Hill appreciates the focus on representing the food industry from the inside.
7: “Dune” by Frank Herbert
Genre: Science fiction
Sophomore June White’s choice, “Dune” is the first of Dune series. Seven other additions to the classic script have accompanied the original since its release, written by Herbert’s sons in response to the series’ high demand. Following the acquisition of the only planet known to harbor a drug known as “Spice”, a boy named Paul must fend off seekers of drug power, including space exploration and immorality.
June picked up the book after watching the film adaptation and appreciates the political depth it presents.
6: “The Gift of Being Yourself” by David G. Benner
Genre: Religious, Personal Development
Junior Joshua Lee’s Choice “The Gift of Being Yourself” addresses the age-old idea of the purpose of life. Through a Christian lens, Benner advocates that knowing individual purpose is the catalyst for a deep connection with God. He also criticizes a world in which we have to hide who we really are at the expense of the judgment of others. Taking an important cultural idea, Benner encourages those who seek to be more Christlike.
Joshua appreciates the personal understanding and relationship with God that the book ignites in him.
5: “Mathilde” by Roald Dahl
Genre: Children’s literature
Freshman Sydney Bayne’s pick “Matilda” is a classic in book and film form that never fails to take audiences back to its roots. The perfect portrayal of the extraordinary, readers fall in love with Matilda when it comes to hard-to-love parents, the push toward perfection, and deep love for their favorite teachers. Necessary evil becomes Matilda’s expertise as she navigates the new world of kindergarten.
Sydney decided to read the book based on her love for the film and finds inspiration in Miss Honey as an education major.
4: “The Song of Achilles” by Madeline Miller
Genre: Historical Fiction
Sophomore Samantha Summerlin’s choice “The Song of Achilles” tells a fictional love story with a tried and true plot that draws many people in again and again. Based closely on the mythological figure, the conventionally attractive demigod Achilles falls in love with the less substantial Patroclus, a violent prince. After Helen is kidnapped from Sparta, Achilles drags them both into trials that put them on the brink of fate.
Samantha recommends the book because of the use of imagery and chemistry between the characters.
3: “It Ends With Us” by Colleen Hoover
Sophomore pick Lauren Mehta “It Ends With Us” fascinates readers with a sexy storyline of heartbreak and redemption, examining the effects of domestic violence and feeling first love deep in the heart. After moving to Boston, Lily struggles with feelings of love and longing for deeply troubled Ryle while battling feelings for long-lost love Atlas, all in the town where they were meant to start a life there. many years ago.
Lauren read the book following a promising recommendation from her friends.

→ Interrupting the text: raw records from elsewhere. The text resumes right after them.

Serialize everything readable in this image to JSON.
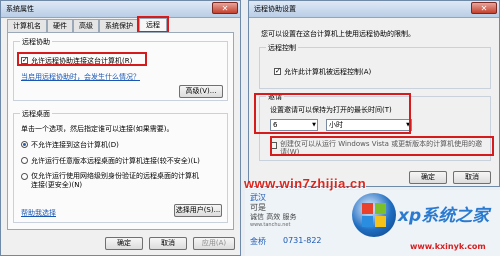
{
  "left_window": {
    "title": "系统属性",
    "tabs": [
      "计算机名",
      "硬件",
      "高级",
      "系统保护",
      "远程"
    ],
    "remote_assistance": {
      "group_title": "远程协助",
      "allow_checkbox_label": "允许远程协助连接这台计算机(R)",
      "help_link": "当启用远程协助时，会发生什么情况？",
      "advanced_button": "高级(V)..."
    },
    "remote_desktop": {
      "group_title": "远程桌面",
      "instruction": "单击一个选项，然后指定谁可以连接(如果需要)。",
      "options": [
        "不允许连接到这台计算机(D)",
        "允许运行任意版本远程桌面的计算机连接(较不安全)(L)",
        "仅允许运行使用网络级别身份验证的远程桌面的计算机连接(更安全)(N)"
      ],
      "help_link": "帮助我选择",
      "select_users_button": "选择用户(S)..."
    },
    "buttons": {
      "ok": "确定",
      "cancel": "取消",
      "apply": "应用(A)"
    }
  },
  "right_window": {
    "title": "远程协助设置",
    "description": "您可以设置在这台计算机上使用远程协助的限制。",
    "remote_control": {
      "group_title": "远程控制",
      "allow_control_label": "允许此计算机被远程控制(A)"
    },
    "invitations": {
      "group_title": "邀请",
      "prompt": "设置邀请可以保持为打开的最长时间(T)",
      "value": "6",
      "unit": "小时",
      "vista_checkbox_label": "创建仅可以从运行 Windows Vista 或更新版本的计算机使用的邀请(W)"
    },
    "buttons": {
      "ok": "确定",
      "cancel": "取消"
    }
  },
  "watermark": {
    "site": "www.win7zhijia.cn",
    "ad_line1": "武汉",
    "ad_line2": "可是",
    "ad_line3": "诚信 高效 服务",
    "ad_small": "www.tanchu.net",
    "phone_prefix": "金桥",
    "phone": "0731-822",
    "logo_text": "xp系统之家",
    "logo_url": "www.kxinyk.com"
  }
}
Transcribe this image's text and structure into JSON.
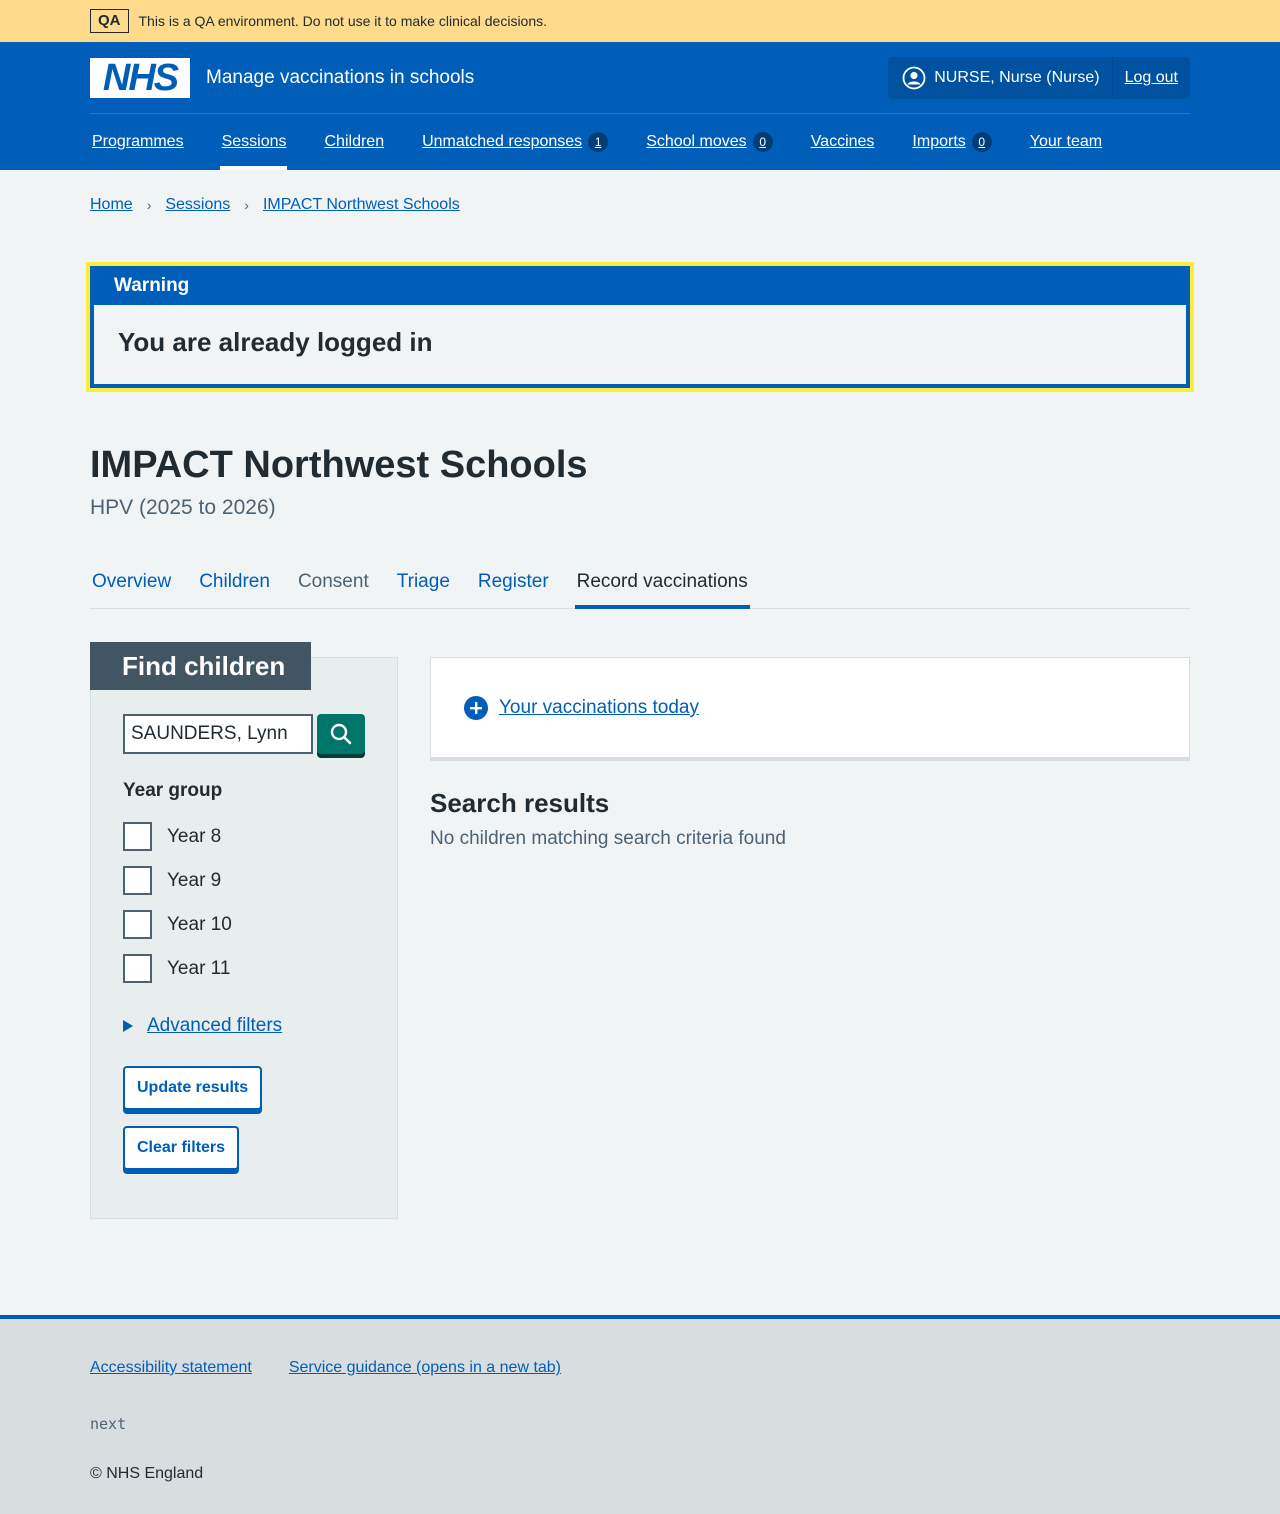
{
  "qa_banner": {
    "tag": "QA",
    "message": "This is a QA environment. Do not use it to make clinical decisions."
  },
  "header": {
    "logo": "NHS",
    "service_name": "Manage vaccinations in schools",
    "user": "NURSE, Nurse (Nurse)",
    "logout": "Log out"
  },
  "nav": {
    "programmes": "Programmes",
    "sessions": "Sessions",
    "children": "Children",
    "unmatched": "Unmatched responses",
    "unmatched_count": "1",
    "school_moves": "School moves",
    "school_moves_count": "0",
    "vaccines": "Vaccines",
    "imports": "Imports",
    "imports_count": "0",
    "your_team": "Your team"
  },
  "breadcrumb": {
    "home": "Home",
    "sessions": "Sessions",
    "current": "IMPACT Northwest Schools"
  },
  "warning": {
    "label": "Warning",
    "text": "You are already logged in"
  },
  "page": {
    "title": "IMPACT Northwest Schools",
    "caption": "HPV (2025 to 2026)"
  },
  "tabs": {
    "overview": "Overview",
    "children": "Children",
    "consent": "Consent",
    "triage": "Triage",
    "register": "Register",
    "record": "Record vaccinations"
  },
  "filter": {
    "heading": "Find children",
    "search_value": "SAUNDERS, Lynn",
    "year_group_label": "Year group",
    "years": [
      "Year 8",
      "Year 9",
      "Year 10",
      "Year 11"
    ],
    "advanced": "Advanced filters",
    "update": "Update results",
    "clear": "Clear filters"
  },
  "main": {
    "vaccinations_today": "Your vaccinations today",
    "results_heading": "Search results",
    "results_text": "No children matching search criteria found"
  },
  "footer": {
    "accessibility": "Accessibility statement",
    "guidance": "Service guidance (opens in a new tab)",
    "env": "next",
    "copyright": "© NHS England"
  },
  "colors": {
    "brand_blue": "#005eb8",
    "qa_yellow": "#ffdb8b",
    "warning_yellow": "#ffeb3b",
    "search_green": "#00766b"
  }
}
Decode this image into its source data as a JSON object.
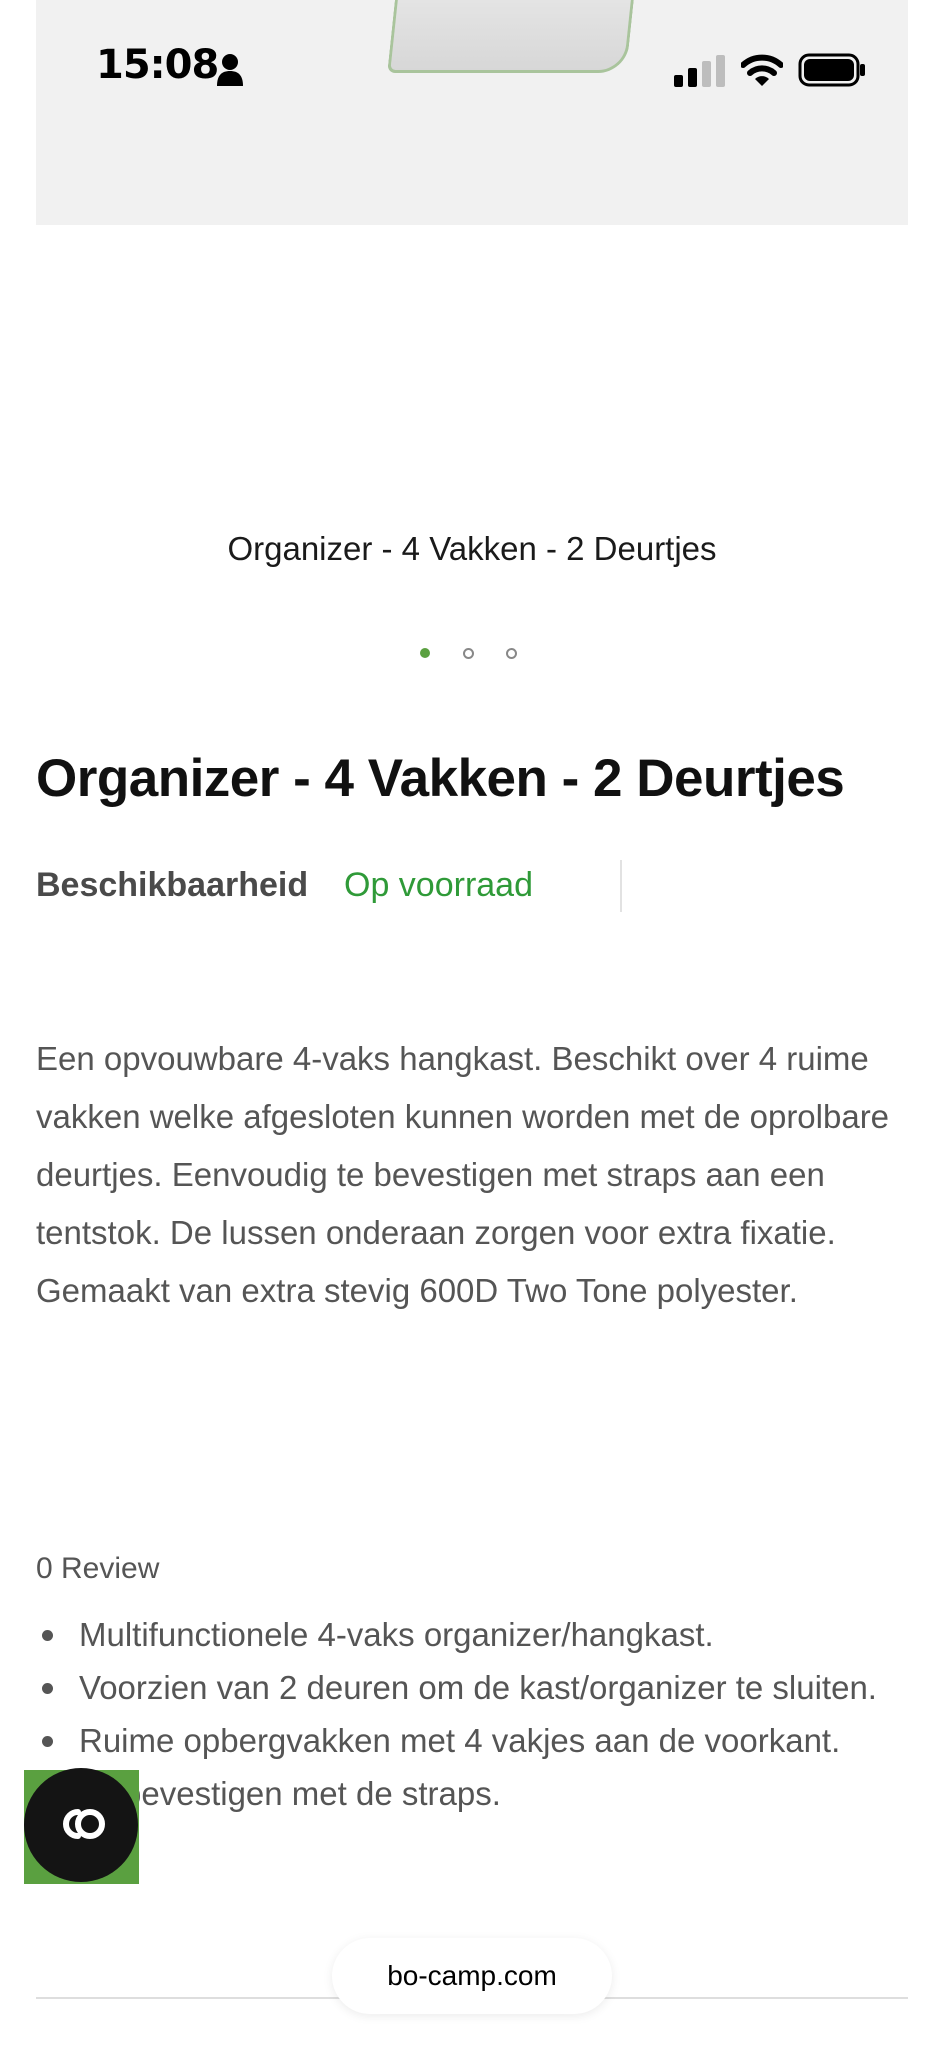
{
  "status_bar": {
    "time": "15:08"
  },
  "gallery": {
    "caption": "Organizer - 4 Vakken - 2 Deurtjes",
    "active_dot": 1,
    "dot_count": 3
  },
  "product": {
    "title": "Organizer - 4 Vakken - 2 Deurtjes",
    "availability_label": "Beschikbaarheid",
    "availability_value": "Op voorraad",
    "description": "Een opvouwbare 4-vaks hangkast. Beschikt over 4 ruime vakken welke afgesloten kunnen worden met de oprolbare deurtjes. Eenvoudig te bevestigen met straps aan een tentstok. De lussen onderaan zorgen voor extra fixatie. Gemaakt van extra stevig 600D Two Tone polyester.",
    "reviews": "0 Review",
    "features": [
      "Multifunctionele 4-vaks organizer/hangkast.",
      "Voorzien van 2 deuren om de kast/organizer te sluiten.",
      "Ruime opbergvakken met 4 vakjes aan de voorkant.",
      "Te bevestigen met de straps."
    ]
  },
  "browser": {
    "url": "bo-camp.com"
  },
  "colors": {
    "accent_green": "#5aa040",
    "stock_green": "#2f9a38",
    "text_gray": "#555555"
  }
}
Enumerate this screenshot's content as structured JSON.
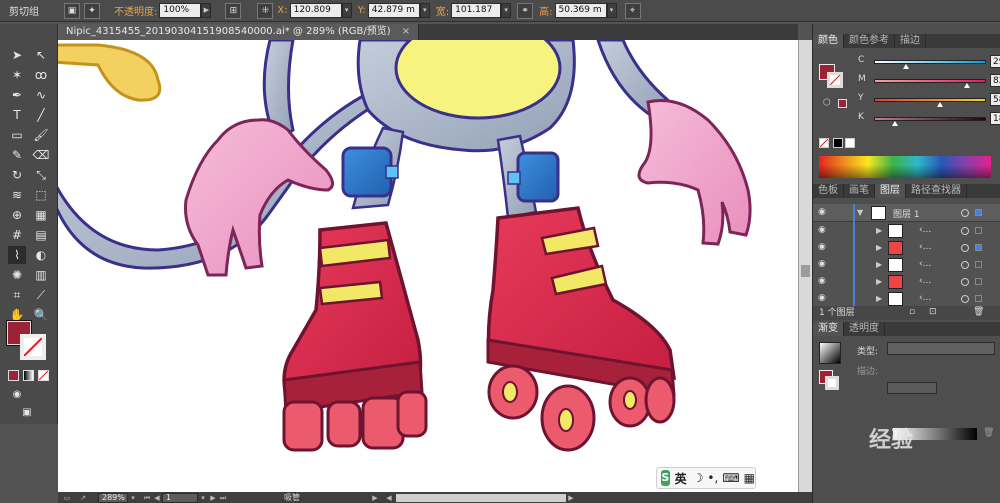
{
  "control_bar": {
    "group_label": "剪切组",
    "opacity_label": "不透明度:",
    "opacity_value": "100%",
    "x_label": "X:",
    "x_value": "120.809",
    "y_label": "Y:",
    "y_value": "42.879 m",
    "width_label": "宽:",
    "width_value": "101.187",
    "height_label": "高:",
    "height_value": "50.369 m"
  },
  "document": {
    "tab_title": "Nipic_4315455_20190304151908540000.ai* @ 289% (RGB/预览)",
    "zoom": "289%",
    "artboard": "1",
    "status_text": "吸管"
  },
  "color_panel": {
    "tabs": [
      "颜色",
      "颜色参考",
      "描边"
    ],
    "active_tab": "颜色",
    "channels": [
      {
        "letter": "C",
        "value": "29.49",
        "fraction": 0.29
      },
      {
        "letter": "M",
        "value": "82.98",
        "fraction": 0.83
      },
      {
        "letter": "Y",
        "value": "58.73",
        "fraction": 0.59
      },
      {
        "letter": "K",
        "value": "18.72",
        "fraction": 0.19
      }
    ],
    "fill_color": "#9b2335"
  },
  "layers_panel": {
    "tabs": [
      "色板",
      "画笔",
      "图层",
      "路径查找器"
    ],
    "active_tab": "图层",
    "layer_name": "图层 1",
    "sublayers": [
      "‹...",
      "‹...",
      "‹...",
      "‹...",
      "‹..."
    ],
    "footer": "1 个图层"
  },
  "gradient_panel": {
    "tabs": [
      "渐变",
      "透明度"
    ],
    "active_tab": "渐变",
    "type_label": "类型:",
    "stroke_label": "描边:"
  },
  "ime": {
    "label": "英"
  },
  "watermark": "经验",
  "colors": {
    "accent_red": "#9b2335",
    "skate_red": "#d8294a",
    "skate_yellow": "#f2e865",
    "limb_gray": "#aeb8c8",
    "hand_pink": "#f0a6cb",
    "pad_blue": "#2f77c9"
  }
}
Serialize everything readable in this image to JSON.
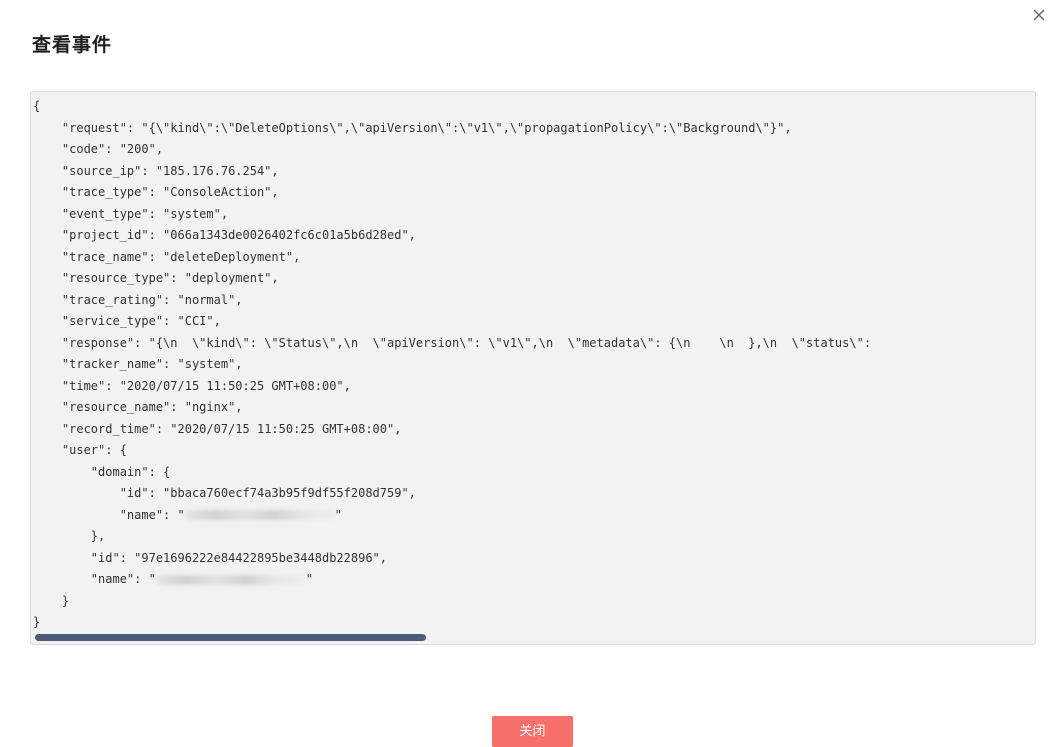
{
  "dialog": {
    "title": "查看事件",
    "close_button_label": "关闭"
  },
  "colors": {
    "primary_button": "#f66f6a",
    "code_background": "#f2f2f2",
    "scrollbar_thumb": "#4d5a79"
  },
  "json_lines": [
    "{",
    "    \"request\": \"{\\\"kind\\\":\\\"DeleteOptions\\\",\\\"apiVersion\\\":\\\"v1\\\",\\\"propagationPolicy\\\":\\\"Background\\\"}\",",
    "    \"code\": \"200\",",
    "    \"source_ip\": \"185.176.76.254\",",
    "    \"trace_type\": \"ConsoleAction\",",
    "    \"event_type\": \"system\",",
    "    \"project_id\": \"066a1343de0026402fc6c01a5b6d28ed\",",
    "    \"trace_name\": \"deleteDeployment\",",
    "    \"resource_type\": \"deployment\",",
    "    \"trace_rating\": \"normal\",",
    "    \"service_type\": \"CCI\",",
    "    \"response\": \"{\\n  \\\"kind\\\": \\\"Status\\\",\\n  \\\"apiVersion\\\": \\\"v1\\\",\\n  \\\"metadata\\\": {\\n    \\n  },\\n  \\\"status\\\":",
    "    \"tracker_name\": \"system\",",
    "    \"time\": \"2020/07/15 11:50:25 GMT+08:00\",",
    "    \"resource_name\": \"nginx\",",
    "    \"record_time\": \"2020/07/15 11:50:25 GMT+08:00\",",
    "    \"user\": {",
    "        \"domain\": {",
    "            \"id\": \"bbaca760ecf74a3b95f9df55f208d759\",",
    "            \"name\": \"",
    "        },",
    "        \"id\": \"97e1696222e84422895be3448db22896\",",
    "        \"name\": \"",
    "    }",
    "}"
  ],
  "redacted_suffix": "\""
}
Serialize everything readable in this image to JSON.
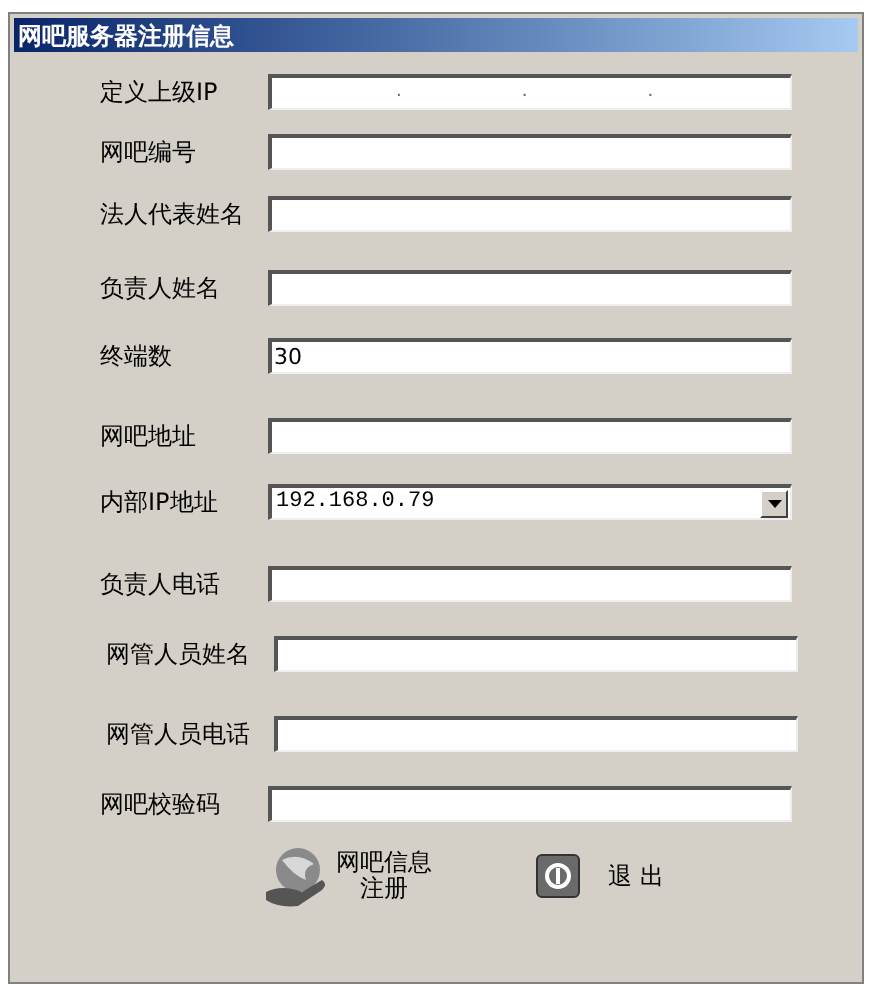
{
  "window": {
    "title": "网吧服务器注册信息"
  },
  "fields": [
    {
      "label": "定义上级IP",
      "kind": "ip",
      "separators": [
        ".",
        ".",
        "."
      ]
    },
    {
      "label": "网吧编号",
      "kind": "text"
    },
    {
      "label": "法人代表姓名",
      "kind": "text"
    },
    {
      "label": "负责人姓名",
      "kind": "text"
    },
    {
      "label": "终端数",
      "kind": "text",
      "value": "30"
    },
    {
      "label": "网吧地址",
      "kind": "text"
    },
    {
      "label": "内部IP地址",
      "kind": "combo",
      "value": "192.168.0.79"
    },
    {
      "label": "负责人电话",
      "kind": "text"
    },
    {
      "label": "网管人员姓名",
      "kind": "text"
    },
    {
      "label": "网管人员电话",
      "kind": "text"
    },
    {
      "label": "网吧校验码",
      "kind": "text"
    }
  ],
  "buttons": [
    {
      "kind": "register",
      "label_lines": [
        "网吧信息",
        "注册"
      ]
    },
    {
      "kind": "exit",
      "label": "退 出"
    }
  ]
}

2: “The Fellowship of the Ring” by JRR Tolkien
Elder Mike Olsen’s pick “The Fellowship of the Ring” is the prologue to The Lord of the Rings, giving readers who loved or missed The Hobbit a glimpse of the story that continues in the following work. After being entrusted with the ring by old Uncle Bilbo, Frodo Baggins decides to keep it close despite threats from the Dark Lord Sauron to take it back. Frodo embarks on an arduous journey across Middle-earth to defeat the Dark Lord and continue the ring’s legacy.
Mike expressed his delight at how Tolkien creates Middle-earth with layers of dimension, leaving behind a hugely captivating setting.
1: “Poet X” by Elizabeth Acevedo
Senior Dylan Sessoms’ pick “The Poet X” is a collection of poems that speaks louder than traditional words ever could. Featuring poems written exclusively by fictional lead character Xiomara Bautista, this collection documents her coming of age as she experiences love, fitting in, and looking different, all for the first time. time. Confronted with the religious burden of her family, she must express herself without knowing it.
Dylan decided to give the book a try because of his interest in poetry.